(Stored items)
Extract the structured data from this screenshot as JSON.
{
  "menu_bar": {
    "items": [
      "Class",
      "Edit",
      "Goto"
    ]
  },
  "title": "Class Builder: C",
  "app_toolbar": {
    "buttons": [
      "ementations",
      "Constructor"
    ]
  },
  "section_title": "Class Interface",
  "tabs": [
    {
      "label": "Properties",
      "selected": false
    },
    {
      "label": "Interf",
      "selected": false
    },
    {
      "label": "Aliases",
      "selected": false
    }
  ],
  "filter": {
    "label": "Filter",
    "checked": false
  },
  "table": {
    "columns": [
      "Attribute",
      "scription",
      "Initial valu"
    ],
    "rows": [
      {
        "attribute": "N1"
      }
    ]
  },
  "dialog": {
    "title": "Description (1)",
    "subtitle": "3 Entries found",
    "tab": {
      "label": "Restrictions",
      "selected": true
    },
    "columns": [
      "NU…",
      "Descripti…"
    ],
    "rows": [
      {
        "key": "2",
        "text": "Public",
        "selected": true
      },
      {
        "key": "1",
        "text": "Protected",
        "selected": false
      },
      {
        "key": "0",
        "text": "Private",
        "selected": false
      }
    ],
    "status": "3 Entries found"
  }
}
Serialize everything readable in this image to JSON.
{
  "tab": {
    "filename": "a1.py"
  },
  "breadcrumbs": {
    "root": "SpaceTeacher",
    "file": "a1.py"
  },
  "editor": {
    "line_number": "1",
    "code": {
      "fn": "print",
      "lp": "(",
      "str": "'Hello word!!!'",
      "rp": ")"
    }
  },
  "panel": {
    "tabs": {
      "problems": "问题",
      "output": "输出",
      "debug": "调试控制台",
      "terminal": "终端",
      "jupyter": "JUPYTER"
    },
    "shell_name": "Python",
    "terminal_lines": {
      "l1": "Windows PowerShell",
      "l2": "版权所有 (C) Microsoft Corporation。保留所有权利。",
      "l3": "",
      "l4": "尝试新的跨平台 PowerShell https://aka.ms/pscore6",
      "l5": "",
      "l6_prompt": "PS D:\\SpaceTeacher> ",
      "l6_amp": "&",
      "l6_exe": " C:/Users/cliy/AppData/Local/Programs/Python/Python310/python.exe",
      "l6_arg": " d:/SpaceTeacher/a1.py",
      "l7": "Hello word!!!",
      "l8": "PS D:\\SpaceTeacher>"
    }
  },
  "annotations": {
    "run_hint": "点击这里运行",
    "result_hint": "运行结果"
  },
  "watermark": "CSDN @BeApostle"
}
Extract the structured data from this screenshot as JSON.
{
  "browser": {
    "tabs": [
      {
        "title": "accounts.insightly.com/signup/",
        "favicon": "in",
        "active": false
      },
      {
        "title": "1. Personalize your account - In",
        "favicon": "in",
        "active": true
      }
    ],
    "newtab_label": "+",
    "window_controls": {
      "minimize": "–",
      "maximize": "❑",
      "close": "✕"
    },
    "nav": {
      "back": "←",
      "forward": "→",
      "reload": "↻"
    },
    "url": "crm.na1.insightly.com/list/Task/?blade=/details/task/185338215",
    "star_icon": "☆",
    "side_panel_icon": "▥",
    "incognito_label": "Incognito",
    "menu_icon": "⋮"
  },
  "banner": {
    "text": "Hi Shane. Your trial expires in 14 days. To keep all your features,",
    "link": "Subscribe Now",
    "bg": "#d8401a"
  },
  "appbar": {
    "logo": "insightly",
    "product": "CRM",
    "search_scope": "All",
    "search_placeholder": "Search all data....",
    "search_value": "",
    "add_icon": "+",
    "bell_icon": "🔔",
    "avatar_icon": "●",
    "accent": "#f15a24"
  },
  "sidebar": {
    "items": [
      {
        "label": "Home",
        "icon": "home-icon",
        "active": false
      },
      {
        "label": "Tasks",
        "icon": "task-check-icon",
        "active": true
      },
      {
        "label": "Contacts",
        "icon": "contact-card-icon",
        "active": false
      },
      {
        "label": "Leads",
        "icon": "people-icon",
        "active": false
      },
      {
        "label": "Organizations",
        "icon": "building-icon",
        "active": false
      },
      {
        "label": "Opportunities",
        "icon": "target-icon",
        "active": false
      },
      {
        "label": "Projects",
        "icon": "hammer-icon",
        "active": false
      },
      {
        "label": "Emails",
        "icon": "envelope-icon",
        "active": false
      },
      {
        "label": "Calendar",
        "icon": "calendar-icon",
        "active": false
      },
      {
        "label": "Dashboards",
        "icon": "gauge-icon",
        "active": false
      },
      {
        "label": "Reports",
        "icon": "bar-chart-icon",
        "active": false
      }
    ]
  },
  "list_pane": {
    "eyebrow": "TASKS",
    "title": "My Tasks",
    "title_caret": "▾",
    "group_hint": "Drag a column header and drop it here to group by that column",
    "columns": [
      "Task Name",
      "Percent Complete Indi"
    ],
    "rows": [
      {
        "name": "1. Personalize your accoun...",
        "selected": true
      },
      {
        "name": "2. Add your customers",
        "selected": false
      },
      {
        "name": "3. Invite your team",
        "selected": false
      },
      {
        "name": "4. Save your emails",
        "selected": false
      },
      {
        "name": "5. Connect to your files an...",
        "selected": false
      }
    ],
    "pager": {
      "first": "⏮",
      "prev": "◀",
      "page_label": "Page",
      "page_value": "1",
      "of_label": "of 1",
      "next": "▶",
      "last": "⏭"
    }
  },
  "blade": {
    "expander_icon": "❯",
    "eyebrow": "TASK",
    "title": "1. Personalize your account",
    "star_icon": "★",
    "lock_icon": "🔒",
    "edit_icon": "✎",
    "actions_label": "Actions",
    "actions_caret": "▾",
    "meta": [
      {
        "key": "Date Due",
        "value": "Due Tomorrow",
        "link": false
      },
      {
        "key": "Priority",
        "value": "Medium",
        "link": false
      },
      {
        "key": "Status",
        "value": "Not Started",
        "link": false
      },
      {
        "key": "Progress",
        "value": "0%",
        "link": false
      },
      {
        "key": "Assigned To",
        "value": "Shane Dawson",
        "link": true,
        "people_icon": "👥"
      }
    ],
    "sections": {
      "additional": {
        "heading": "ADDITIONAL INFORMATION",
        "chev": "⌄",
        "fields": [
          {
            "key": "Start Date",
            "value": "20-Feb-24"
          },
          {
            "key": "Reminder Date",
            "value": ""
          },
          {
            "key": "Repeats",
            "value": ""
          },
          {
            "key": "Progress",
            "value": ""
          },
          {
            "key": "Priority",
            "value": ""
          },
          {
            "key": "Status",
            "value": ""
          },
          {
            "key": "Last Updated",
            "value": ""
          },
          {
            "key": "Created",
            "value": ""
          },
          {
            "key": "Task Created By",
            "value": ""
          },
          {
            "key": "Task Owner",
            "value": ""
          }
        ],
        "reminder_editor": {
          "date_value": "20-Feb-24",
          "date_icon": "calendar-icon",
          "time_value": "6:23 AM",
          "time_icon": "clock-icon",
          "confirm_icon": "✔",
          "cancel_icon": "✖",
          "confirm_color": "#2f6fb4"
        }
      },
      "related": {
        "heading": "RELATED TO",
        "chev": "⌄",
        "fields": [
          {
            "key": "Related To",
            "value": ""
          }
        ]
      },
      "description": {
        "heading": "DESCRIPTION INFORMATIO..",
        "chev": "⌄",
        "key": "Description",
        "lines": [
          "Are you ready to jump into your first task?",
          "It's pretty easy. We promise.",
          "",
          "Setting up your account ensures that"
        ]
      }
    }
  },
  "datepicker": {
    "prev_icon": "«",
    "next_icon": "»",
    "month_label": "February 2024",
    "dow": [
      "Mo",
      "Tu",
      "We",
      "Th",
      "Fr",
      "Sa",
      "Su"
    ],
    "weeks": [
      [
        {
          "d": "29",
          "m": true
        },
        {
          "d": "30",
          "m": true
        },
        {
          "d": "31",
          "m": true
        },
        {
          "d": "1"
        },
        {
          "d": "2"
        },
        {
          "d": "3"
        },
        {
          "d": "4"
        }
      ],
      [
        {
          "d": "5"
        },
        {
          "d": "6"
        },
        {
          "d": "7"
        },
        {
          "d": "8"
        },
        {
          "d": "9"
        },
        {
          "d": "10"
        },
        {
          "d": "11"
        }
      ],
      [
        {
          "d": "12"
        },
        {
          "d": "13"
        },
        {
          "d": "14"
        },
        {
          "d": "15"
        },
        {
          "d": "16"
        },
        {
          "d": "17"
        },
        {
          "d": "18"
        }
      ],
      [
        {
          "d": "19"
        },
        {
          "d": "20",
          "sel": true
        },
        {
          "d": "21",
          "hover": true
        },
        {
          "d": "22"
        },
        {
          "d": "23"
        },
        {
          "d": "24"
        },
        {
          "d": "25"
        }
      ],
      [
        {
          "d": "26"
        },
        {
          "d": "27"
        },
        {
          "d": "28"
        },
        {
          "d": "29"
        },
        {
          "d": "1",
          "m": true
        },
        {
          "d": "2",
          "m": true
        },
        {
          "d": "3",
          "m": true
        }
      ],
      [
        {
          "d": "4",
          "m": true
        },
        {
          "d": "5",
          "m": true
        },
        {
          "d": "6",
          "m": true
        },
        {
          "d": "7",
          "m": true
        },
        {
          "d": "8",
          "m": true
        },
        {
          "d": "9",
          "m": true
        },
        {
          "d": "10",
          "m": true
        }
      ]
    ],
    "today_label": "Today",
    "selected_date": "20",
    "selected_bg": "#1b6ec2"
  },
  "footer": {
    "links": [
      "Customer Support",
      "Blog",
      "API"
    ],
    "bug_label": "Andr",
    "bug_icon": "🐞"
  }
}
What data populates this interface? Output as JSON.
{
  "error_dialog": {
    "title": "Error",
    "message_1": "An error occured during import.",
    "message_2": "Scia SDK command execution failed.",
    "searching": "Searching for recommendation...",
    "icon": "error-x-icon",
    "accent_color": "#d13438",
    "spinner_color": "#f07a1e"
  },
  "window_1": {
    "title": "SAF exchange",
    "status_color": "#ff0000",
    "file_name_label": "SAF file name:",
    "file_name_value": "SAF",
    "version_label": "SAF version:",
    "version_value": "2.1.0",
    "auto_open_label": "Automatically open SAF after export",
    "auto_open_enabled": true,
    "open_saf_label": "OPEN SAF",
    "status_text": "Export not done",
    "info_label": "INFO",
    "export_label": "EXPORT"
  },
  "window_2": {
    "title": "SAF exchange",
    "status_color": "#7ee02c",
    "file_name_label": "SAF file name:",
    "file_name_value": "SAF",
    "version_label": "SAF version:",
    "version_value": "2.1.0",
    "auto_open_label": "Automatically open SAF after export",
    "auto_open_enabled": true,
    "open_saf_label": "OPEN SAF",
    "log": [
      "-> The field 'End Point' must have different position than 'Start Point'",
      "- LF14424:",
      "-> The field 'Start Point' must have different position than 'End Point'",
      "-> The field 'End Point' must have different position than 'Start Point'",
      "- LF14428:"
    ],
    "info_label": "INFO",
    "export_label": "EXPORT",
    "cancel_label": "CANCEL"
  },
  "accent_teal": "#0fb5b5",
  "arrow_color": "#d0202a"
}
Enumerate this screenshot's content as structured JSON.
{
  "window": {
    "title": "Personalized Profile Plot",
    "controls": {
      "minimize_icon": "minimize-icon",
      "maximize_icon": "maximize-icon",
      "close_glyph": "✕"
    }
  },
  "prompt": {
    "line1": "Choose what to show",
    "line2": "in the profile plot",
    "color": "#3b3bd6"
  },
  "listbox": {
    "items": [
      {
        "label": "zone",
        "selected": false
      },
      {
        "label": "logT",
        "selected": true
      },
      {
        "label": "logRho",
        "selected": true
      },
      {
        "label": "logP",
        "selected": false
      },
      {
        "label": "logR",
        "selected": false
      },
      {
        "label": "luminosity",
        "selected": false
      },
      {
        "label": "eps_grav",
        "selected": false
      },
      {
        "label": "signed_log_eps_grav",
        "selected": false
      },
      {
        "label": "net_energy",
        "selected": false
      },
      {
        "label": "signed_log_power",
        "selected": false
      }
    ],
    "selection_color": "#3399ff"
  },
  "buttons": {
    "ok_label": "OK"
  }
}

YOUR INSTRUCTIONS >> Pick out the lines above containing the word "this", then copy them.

TASK SOLUTION >>
Extract the structured data from this screenshot as JSON.
Serialize everything readable in this image to JSON.
Extract the structured data from this screenshot as JSON.
What data populates this interface? Output as JSON.
Enumerate this screenshot's content as structured JSON.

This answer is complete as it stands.